El Sazon Oaxaqueño. Where many of the other Oaxacan places on the Westside interpret mole as a mandate to serve fairly incidental segments of reheated chicken, the chicken at El Sazon Oaxaqueño is fresh, full of juice, tending toward old-bird chewiness rather than dissolving into mush under your fork. The mole negro is impeccable, but it is the extravagantly hot coloradito de pollo that is El Sazon’s greatest dish, a red sauce that almost sings with roasted chiles, with sautéed spices, with ground, charred bread. 12131 Washington Place, Mar Vista, (310) 391-4721. Open daily 7:30 a.m.–9:30 p.m. No alcohol. Lot parking. Cash only. Entrées $6–$15. Mexican. JG ¢ *

5 Dudley. In a tiny storefront restaurant just yards off the Venice boardwalk, two young chefs named Michael (Wilson and Brown) cook their own style of robust, Cal-French seasonal comfort food. The menu changes weekly; all the bread and pasta are made at the restaurant. That friendly, loquacious old cuss at the door is the owner, Burt. 5 Dudley Ave., Venice, (310) 399-6678. Tues.–Sun. 6–10 p.m. Beer and wine. Street parking. AE, DC, MC, V. Entrées $20–$32. California French. MH $

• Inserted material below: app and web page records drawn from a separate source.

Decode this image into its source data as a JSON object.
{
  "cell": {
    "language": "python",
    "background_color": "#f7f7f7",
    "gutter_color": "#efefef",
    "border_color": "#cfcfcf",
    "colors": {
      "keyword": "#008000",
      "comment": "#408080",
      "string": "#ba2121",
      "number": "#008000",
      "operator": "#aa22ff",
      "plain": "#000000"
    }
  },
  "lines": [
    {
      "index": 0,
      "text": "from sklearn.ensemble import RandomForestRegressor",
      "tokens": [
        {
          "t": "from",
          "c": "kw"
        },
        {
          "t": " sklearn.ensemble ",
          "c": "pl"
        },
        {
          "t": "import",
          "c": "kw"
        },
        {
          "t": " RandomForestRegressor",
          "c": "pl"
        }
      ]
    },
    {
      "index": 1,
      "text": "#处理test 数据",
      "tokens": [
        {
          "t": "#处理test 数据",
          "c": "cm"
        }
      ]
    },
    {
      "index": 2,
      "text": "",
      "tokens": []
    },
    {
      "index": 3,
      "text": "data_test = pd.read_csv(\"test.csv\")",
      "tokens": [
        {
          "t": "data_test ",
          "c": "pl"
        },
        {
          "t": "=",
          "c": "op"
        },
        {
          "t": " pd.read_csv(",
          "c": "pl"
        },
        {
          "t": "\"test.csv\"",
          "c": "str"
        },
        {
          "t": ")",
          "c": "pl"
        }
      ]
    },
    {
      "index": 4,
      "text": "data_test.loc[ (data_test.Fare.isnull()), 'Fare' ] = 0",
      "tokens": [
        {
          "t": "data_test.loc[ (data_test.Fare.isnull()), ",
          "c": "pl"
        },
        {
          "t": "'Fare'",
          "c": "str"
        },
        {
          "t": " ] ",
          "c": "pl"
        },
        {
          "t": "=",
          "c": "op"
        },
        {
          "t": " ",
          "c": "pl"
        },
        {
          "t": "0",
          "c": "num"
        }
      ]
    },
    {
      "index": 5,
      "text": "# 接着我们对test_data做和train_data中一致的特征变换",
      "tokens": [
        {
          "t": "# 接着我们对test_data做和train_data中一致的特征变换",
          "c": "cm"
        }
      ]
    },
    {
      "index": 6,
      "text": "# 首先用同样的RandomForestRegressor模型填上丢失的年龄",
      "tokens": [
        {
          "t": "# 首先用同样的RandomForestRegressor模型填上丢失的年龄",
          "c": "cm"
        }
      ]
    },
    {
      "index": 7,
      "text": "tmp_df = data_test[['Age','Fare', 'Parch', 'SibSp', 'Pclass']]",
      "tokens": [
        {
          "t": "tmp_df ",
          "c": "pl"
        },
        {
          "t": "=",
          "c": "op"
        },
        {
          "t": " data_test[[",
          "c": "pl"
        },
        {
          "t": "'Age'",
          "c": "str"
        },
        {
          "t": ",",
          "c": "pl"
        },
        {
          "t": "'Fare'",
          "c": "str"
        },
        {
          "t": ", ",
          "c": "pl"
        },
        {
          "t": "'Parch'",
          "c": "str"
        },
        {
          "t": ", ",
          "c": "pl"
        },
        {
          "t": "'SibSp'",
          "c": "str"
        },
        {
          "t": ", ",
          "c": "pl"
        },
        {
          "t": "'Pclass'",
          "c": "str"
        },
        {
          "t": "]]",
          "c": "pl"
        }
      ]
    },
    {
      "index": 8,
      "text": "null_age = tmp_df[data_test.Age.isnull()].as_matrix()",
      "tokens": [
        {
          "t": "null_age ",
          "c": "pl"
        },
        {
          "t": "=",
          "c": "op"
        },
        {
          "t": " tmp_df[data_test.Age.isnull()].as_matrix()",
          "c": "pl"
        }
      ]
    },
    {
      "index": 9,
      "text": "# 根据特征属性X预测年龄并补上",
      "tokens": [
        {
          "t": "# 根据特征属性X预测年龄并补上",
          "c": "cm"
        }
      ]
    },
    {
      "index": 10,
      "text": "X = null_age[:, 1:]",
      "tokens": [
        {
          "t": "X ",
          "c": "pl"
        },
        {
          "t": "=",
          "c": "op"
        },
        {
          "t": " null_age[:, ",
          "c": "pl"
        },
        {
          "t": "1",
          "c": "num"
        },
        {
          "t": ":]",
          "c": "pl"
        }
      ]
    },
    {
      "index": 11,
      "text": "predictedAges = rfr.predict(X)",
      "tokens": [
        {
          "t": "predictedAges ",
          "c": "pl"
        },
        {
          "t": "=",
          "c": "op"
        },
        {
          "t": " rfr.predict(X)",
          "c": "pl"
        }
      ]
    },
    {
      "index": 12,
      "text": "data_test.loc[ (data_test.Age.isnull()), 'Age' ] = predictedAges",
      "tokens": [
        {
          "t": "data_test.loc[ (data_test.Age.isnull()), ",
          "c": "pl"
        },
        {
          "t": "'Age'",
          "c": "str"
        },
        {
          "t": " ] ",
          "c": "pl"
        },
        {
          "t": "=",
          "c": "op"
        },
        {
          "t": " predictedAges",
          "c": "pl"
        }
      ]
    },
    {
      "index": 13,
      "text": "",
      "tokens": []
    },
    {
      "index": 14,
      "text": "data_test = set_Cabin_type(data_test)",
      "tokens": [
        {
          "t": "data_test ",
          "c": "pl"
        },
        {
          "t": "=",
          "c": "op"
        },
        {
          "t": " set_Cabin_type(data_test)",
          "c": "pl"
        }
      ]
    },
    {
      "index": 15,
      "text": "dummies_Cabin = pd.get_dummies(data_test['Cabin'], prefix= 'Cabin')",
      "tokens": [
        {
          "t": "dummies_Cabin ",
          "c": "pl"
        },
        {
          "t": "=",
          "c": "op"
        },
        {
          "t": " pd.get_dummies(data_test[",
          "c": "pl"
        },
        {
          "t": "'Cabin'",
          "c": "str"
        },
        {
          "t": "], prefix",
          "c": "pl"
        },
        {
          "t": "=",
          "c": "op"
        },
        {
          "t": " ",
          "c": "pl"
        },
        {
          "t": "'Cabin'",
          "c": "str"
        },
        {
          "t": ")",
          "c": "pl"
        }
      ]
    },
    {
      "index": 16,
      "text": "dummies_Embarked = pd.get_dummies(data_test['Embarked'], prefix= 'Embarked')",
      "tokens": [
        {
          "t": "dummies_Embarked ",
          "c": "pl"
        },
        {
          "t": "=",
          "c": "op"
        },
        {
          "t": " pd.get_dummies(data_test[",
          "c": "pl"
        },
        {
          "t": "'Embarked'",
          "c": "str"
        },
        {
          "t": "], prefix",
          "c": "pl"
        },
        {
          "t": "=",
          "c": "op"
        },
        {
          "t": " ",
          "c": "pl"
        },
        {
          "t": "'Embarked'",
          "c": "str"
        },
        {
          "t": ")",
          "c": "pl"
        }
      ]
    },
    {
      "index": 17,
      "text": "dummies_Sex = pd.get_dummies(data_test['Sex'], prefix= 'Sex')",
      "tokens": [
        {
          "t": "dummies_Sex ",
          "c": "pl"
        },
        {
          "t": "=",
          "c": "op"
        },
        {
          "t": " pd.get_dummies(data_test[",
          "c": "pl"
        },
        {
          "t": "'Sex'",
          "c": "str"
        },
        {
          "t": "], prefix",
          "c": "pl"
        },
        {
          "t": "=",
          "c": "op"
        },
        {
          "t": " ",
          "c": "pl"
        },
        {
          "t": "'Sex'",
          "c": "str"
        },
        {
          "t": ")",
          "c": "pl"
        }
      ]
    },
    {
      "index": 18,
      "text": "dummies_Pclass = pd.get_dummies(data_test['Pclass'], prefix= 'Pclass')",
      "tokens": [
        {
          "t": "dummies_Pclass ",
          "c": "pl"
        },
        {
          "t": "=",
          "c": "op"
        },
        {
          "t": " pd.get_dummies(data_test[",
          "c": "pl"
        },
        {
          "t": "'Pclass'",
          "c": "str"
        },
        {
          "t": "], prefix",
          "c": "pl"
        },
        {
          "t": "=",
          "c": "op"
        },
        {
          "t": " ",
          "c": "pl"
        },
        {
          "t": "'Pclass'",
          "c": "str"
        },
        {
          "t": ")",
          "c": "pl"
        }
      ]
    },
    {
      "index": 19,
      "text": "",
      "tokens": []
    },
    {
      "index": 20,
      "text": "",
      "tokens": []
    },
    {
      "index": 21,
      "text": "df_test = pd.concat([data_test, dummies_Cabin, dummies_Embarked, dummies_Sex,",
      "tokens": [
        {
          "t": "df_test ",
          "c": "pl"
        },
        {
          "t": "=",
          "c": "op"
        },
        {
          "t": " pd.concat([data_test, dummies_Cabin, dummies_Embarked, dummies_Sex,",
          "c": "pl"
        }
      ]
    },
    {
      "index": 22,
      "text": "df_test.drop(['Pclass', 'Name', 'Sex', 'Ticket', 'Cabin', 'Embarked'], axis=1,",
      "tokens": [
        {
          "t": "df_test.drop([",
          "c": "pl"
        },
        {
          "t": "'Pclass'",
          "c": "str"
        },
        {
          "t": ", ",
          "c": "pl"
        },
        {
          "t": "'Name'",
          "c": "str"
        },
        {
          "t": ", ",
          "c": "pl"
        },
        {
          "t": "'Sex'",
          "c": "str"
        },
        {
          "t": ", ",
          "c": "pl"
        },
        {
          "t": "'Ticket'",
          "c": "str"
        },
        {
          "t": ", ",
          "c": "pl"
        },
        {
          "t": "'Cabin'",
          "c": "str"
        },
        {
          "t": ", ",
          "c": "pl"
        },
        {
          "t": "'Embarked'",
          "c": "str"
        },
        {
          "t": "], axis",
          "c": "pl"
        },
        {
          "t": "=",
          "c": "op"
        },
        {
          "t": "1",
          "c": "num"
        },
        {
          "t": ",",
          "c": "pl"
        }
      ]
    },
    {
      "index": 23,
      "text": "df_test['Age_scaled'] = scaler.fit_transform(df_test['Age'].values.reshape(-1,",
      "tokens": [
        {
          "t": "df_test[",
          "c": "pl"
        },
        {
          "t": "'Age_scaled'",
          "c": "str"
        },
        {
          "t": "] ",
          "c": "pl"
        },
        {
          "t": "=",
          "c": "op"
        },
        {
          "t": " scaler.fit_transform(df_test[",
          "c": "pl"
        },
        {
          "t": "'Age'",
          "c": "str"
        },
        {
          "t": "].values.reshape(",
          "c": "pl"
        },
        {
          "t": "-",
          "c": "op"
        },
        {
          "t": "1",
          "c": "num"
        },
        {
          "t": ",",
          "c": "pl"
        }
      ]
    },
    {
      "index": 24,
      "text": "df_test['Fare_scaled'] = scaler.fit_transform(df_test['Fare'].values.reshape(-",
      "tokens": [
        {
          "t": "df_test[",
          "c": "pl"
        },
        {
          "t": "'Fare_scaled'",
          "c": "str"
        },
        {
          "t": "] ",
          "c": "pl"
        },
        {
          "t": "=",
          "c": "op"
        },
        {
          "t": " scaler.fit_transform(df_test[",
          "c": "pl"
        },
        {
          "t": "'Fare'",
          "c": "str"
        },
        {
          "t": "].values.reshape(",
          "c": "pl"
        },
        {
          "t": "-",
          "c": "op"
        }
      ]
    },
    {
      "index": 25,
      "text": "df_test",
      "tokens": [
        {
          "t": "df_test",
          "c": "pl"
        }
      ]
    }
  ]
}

Globe Venice. Globe Venice has replaced 72 Market Street, and it’s perhaps a promising sign of the times that the formerly hard-edged haute-cool celebrity magnet has morphed into a homier place. Chef-owner Joseph Manzare is a veteran of Spago and Granita, and the first restaurant he opened, the Globe in San Francisco, is noted as an off-hours hangout for other chefs. This new Globe has outsize art and smart, cheerful waitresses — and one of the best roasted chickens in town. 72 Market St., Venice, (310) 392-8720. Dinner Tues.–Sat. 6 p.m.–mid., Sun.–Mon. 6–10 p.m. Full bar. Valet parking. AE, CB, DC, MC, V. Entrées $16–$24. California. MH

Related Content

Related Locations

Now Trending


  • Daw Yee: Mission of Burma
    L.A. has a very small pool of Burmese restaurants; among them, Daw Yee does not boast the most extensive menu. Nonetheless, Daw Yee, in Monterey Park, is fascinating for one big reason — namely, that it gives L.A. something unusual: a Burmese restaurant that caters to younger diners.
  • The Year in L.A. Food (So Far)
    We've got so many restaurants, you could eat at a different joint every day of the year -- and probably the rest of your life -- and never go to the same place twice. It would be impossible (both physically and financially) to try them all, but luckily, you have us. Check out The Year in L.A. Food (So Far).
  • Ladies Gunboat Society at Flores
    At Ladies Gunboat Society, the new operation out of the restaurant that used to be Flores on Sawtelle Boulevard, the Hoppin’ John is served as an appetizer or a small plate rather than a side, and the price is the stuff of comedy.